### TASK REQUIREMENTS
Reproduce the listing below exactly, except for its pictures.

### DATA FOR REVIEW

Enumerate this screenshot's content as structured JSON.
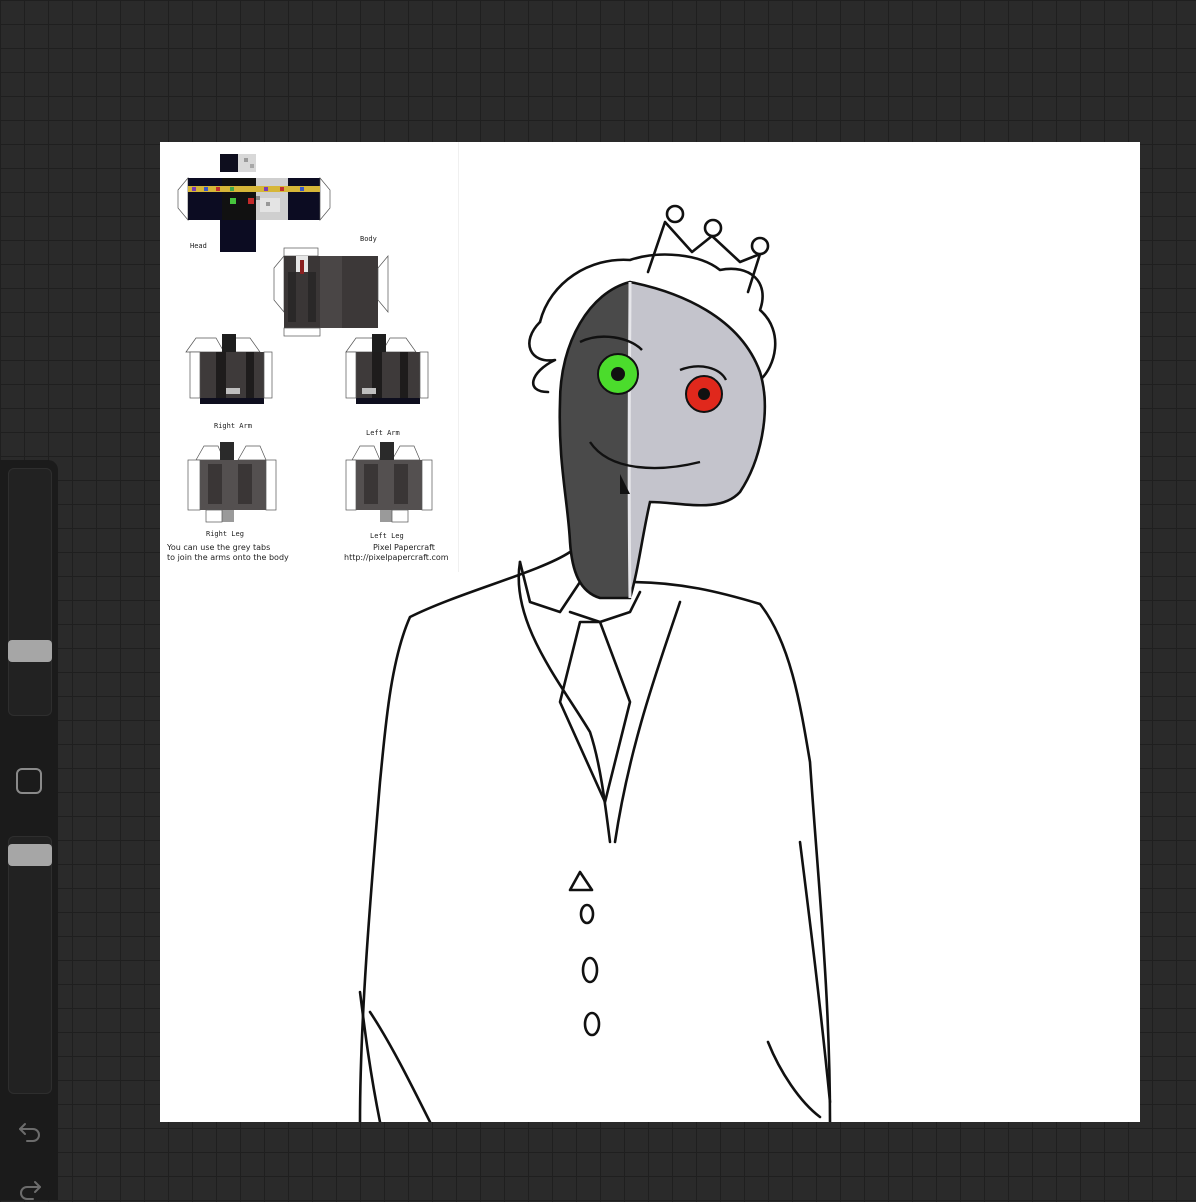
{
  "app": {
    "ui_colors": {
      "background": "#2a2a2a",
      "sidebar": "#1b1b1b",
      "canvas": "#ffffff",
      "thumb": "#a6a6a6"
    },
    "sidebar": {
      "brush_size_slider": {
        "label": "brush size",
        "value": 0.78
      },
      "opacity_slider": {
        "label": "opacity",
        "value": 0.0
      },
      "modifier_icon": "square-modifier-icon",
      "undo_icon": "undo-icon",
      "redo_icon": "redo-icon"
    }
  },
  "reference": {
    "labels": {
      "head": "Head",
      "body": "Body",
      "right_arm": "Right Arm",
      "left_arm": "Left Arm",
      "right_leg": "Right Leg",
      "left_leg": "Left Leg"
    },
    "note_line1": "You can use the grey tabs",
    "note_line2": "to join the arms onto the body",
    "credit_name": "Pixel Papercraft",
    "credit_url": "http://pixelpapercraft.com"
  },
  "artwork": {
    "left_eye_color": "#4bdc2c",
    "right_eye_color": "#e0281c",
    "dark_skin": "#4a4a4a",
    "light_skin": "#c4c4cc"
  }
}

### RESPONSE
Enumerate this screenshot's content as structured JSON.
{
  "app": {
    "ui_colors": {
      "background": "#2a2a2a",
      "sidebar": "#1b1b1b",
      "canvas": "#ffffff",
      "thumb": "#a6a6a6"
    },
    "sidebar": {
      "brush_size_slider": {
        "label": "brush size",
        "value": 0.78
      },
      "opacity_slider": {
        "label": "opacity",
        "value": 0.0
      },
      "modifier_icon": "square-modifier-icon",
      "undo_icon": "undo-icon",
      "redo_icon": "redo-icon"
    }
  },
  "reference": {
    "labels": {
      "head": "Head",
      "body": "Body",
      "right_arm": "Right Arm",
      "left_arm": "Left Arm",
      "right_leg": "Right Leg",
      "left_leg": "Left Leg"
    },
    "note_line1": "You can use the grey tabs",
    "note_line2": "to join the arms onto the body",
    "credit_name": "Pixel Papercraft",
    "credit_url": "http://pixelpapercraft.com"
  },
  "artwork": {
    "left_eye_color": "#4bdc2c",
    "right_eye_color": "#e0281c",
    "dark_skin": "#4a4a4a",
    "light_skin": "#c4c4cc"
  }
}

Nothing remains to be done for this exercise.